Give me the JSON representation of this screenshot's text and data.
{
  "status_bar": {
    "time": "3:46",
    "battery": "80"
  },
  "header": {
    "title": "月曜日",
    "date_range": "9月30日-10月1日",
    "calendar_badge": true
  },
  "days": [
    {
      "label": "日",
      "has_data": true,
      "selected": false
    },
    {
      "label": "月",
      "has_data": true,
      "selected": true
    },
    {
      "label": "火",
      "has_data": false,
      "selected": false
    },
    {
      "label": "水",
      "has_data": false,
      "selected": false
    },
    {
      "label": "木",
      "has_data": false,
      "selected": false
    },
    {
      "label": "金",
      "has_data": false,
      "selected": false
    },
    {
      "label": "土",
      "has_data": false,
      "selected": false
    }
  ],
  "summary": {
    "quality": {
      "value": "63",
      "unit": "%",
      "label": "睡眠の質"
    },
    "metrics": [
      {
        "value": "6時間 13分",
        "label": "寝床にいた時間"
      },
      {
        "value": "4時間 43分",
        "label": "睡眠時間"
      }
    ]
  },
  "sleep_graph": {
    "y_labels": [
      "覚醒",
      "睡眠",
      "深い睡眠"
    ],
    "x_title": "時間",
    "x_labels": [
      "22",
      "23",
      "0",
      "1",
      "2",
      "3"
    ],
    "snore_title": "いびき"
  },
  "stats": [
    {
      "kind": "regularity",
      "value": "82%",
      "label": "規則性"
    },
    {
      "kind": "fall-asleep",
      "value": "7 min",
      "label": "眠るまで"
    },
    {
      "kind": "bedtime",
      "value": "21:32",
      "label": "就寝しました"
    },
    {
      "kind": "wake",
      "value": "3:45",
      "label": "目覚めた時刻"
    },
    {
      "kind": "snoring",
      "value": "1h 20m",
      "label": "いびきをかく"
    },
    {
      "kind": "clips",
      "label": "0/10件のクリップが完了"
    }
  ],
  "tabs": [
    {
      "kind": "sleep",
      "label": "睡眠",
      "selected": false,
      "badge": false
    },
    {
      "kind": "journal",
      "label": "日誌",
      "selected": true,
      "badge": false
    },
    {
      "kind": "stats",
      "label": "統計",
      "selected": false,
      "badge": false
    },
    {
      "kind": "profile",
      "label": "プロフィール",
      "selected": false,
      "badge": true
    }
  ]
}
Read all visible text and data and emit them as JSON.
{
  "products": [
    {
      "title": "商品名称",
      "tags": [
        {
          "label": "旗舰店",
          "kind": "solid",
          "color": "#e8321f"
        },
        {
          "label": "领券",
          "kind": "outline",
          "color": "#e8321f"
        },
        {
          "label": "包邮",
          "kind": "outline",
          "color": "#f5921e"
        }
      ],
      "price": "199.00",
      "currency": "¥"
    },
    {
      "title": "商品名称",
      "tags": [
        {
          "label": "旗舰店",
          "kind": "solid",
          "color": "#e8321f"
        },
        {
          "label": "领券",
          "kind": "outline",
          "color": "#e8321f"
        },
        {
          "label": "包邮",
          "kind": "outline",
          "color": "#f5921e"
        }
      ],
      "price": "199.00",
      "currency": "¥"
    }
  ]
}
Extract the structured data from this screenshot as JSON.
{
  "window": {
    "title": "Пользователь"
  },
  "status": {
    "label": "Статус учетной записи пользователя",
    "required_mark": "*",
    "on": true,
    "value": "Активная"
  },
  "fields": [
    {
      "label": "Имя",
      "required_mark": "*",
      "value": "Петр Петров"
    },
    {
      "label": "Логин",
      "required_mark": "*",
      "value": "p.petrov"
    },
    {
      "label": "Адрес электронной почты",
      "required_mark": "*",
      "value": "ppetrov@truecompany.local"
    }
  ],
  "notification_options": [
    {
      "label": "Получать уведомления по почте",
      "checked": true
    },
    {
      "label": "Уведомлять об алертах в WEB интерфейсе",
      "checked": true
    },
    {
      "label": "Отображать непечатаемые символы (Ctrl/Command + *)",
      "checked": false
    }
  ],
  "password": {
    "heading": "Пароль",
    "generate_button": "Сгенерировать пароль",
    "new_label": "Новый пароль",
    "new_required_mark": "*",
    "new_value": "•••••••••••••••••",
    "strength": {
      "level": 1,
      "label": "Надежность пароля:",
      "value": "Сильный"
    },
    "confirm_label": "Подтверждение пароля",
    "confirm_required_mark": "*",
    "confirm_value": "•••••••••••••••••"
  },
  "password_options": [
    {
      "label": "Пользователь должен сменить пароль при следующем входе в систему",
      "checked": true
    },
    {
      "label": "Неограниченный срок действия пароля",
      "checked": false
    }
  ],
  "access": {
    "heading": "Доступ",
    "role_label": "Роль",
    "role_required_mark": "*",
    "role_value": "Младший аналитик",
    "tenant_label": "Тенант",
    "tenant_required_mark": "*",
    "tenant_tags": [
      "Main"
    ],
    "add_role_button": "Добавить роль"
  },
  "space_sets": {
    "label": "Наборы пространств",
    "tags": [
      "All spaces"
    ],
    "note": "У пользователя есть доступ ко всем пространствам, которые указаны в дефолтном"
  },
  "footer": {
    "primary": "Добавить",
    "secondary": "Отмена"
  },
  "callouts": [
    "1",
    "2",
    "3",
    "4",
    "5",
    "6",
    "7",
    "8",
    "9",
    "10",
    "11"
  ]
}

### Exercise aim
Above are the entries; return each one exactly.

### Task response
Give me the JSON representation of this screenshot's text and data.
{
  "status_bar": {
    "time": "3:46",
    "battery": "80"
  },
  "header": {
    "title": "月曜日",
    "date_range": "9月30日-10月1日",
    "calendar_badge": true
  },
  "days": [
    {
      "label": "日",
      "has_data": true,
      "selected": false
    },
    {
      "label": "月",
      "has_data": true,
      "selected": true
    },
    {
      "label": "火",
      "has_data": false,
      "selected": false
    },
    {
      "label": "水",
      "has_data": false,
      "selected": false
    },
    {
      "label": "木",
      "has_data": false,
      "selected": false
    },
    {
      "label": "金",
      "has_data": false,
      "selected": false
    },
    {
      "label": "土",
      "has_data": false,
      "selected": false
    }
  ],
  "summary": {
    "quality": {
      "value": "63",
      "unit": "%",
      "label": "睡眠の質"
    },
    "metrics": [
      {
        "value": "6時間 13分",
        "label": "寝床にいた時間"
      },
      {
        "value": "4時間 43分",
        "label": "睡眠時間"
      }
    ]
  },
  "sleep_graph": {
    "y_labels": [
      "覚醒",
      "睡眠",
      "深い睡眠"
    ],
    "x_title": "時間",
    "x_labels": [
      "22",
      "23",
      "0",
      "1",
      "2",
      "3"
    ],
    "snore_title": "いびき"
  },
  "stats": [
    {
      "kind": "regularity",
      "value": "82%",
      "label": "規則性"
    },
    {
      "kind": "fall-asleep",
      "value": "7 min",
      "label": "眠るまで"
    },
    {
      "kind": "bedtime",
      "value": "21:32",
      "label": "就寝しました"
    },
    {
      "kind": "wake",
      "value": "3:45",
      "label": "目覚めた時刻"
    },
    {
      "kind": "snoring",
      "value": "1h 20m",
      "label": "いびきをかく"
    },
    {
      "kind": "clips",
      "label": "0/10件のクリップが完了"
    }
  ],
  "tabs": [
    {
      "kind": "sleep",
      "label": "睡眠",
      "selected": false,
      "badge": false
    },
    {
      "kind": "journal",
      "label": "日誌",
      "selected": true,
      "badge": false
    },
    {
      "kind": "stats",
      "label": "統計",
      "selected": false,
      "badge": false
    },
    {
      "kind": "profile",
      "label": "プロフィール",
      "selected": false,
      "badge": true
    }
  ]
}
Read all visible text and data and emit them as JSON.
{
  "products": [
    {
      "title": "商品名称",
      "tags": [
        {
          "label": "旗舰店",
          "kind": "solid",
          "color": "#e8321f"
        },
        {
          "label": "领券",
          "kind": "outline",
          "color": "#e8321f"
        },
        {
          "label": "包邮",
          "kind": "outline",
          "color": "#f5921e"
        }
      ],
      "price": "199.00",
      "currency": "¥"
    },
    {
      "title": "商品名称",
      "tags": [
        {
          "label": "旗舰店",
          "kind": "solid",
          "color": "#e8321f"
        },
        {
          "label": "领券",
          "kind": "outline",
          "color": "#e8321f"
        },
        {
          "label": "包邮",
          "kind": "outline",
          "color": "#f5921e"
        }
      ],
      "price": "199.00",
      "currency": "¥"
    }
  ]
}
Extract the structured data from this screenshot as JSON.
{
  "window": {
    "title": "Пользователь"
  },
  "status": {
    "label": "Статус учетной записи пользователя",
    "required_mark": "*",
    "on": true,
    "value": "Активная"
  },
  "fields": [
    {
      "label": "Имя",
      "required_mark": "*",
      "value": "Петр Петров"
    },
    {
      "label": "Логин",
      "required_mark": "*",
      "value": "p.petrov"
    },
    {
      "label": "Адрес электронной почты",
      "required_mark": "*",
      "value": "ppetrov@truecompany.local"
    }
  ],
  "notification_options": [
    {
      "label": "Получать уведомления по почте",
      "checked": true
    },
    {
      "label": "Уведомлять об алертах в WEB интерфейсе",
      "checked": true
    },
    {
      "label": "Отображать непечатаемые символы (Ctrl/Command + *)",
      "checked": false
    }
  ],
  "password": {
    "heading": "Пароль",
    "generate_button": "Сгенерировать пароль",
    "new_label": "Новый пароль",
    "new_required_mark": "*",
    "new_value": "•••••••••••••••••",
    "strength": {
      "level": 1,
      "label": "Надежность пароля:",
      "value": "Сильный"
    },
    "confirm_label": "Подтверждение пароля",
    "confirm_required_mark": "*",
    "confirm_value": "•••••••••••••••••"
  },
  "password_options": [
    {
      "label": "Пользователь должен сменить пароль при следующем входе в систему",
      "checked": true
    },
    {
      "label": "Неограниченный срок действия пароля",
      "checked": false
    }
  ],
  "access": {
    "heading": "Доступ",
    "role_label": "Роль",
    "role_required_mark": "*",
    "role_value": "Младший аналитик",
    "tenant_label": "Тенант",
    "tenant_required_mark": "*",
    "tenant_tags": [
      "Main"
    ],
    "add_role_button": "Добавить роль"
  },
  "space_sets": {
    "label": "Наборы пространств",
    "tags": [
      "All spaces"
    ],
    "note": "У пользователя есть доступ ко всем пространствам, которые указаны в дефолтном"
  },
  "footer": {
    "primary": "Добавить",
    "secondary": "Отмена"
  },
  "callouts": [
    "1",
    "2",
    "3",
    "4",
    "5",
    "6",
    "7",
    "8",
    "9",
    "10",
    "11"
  ]
}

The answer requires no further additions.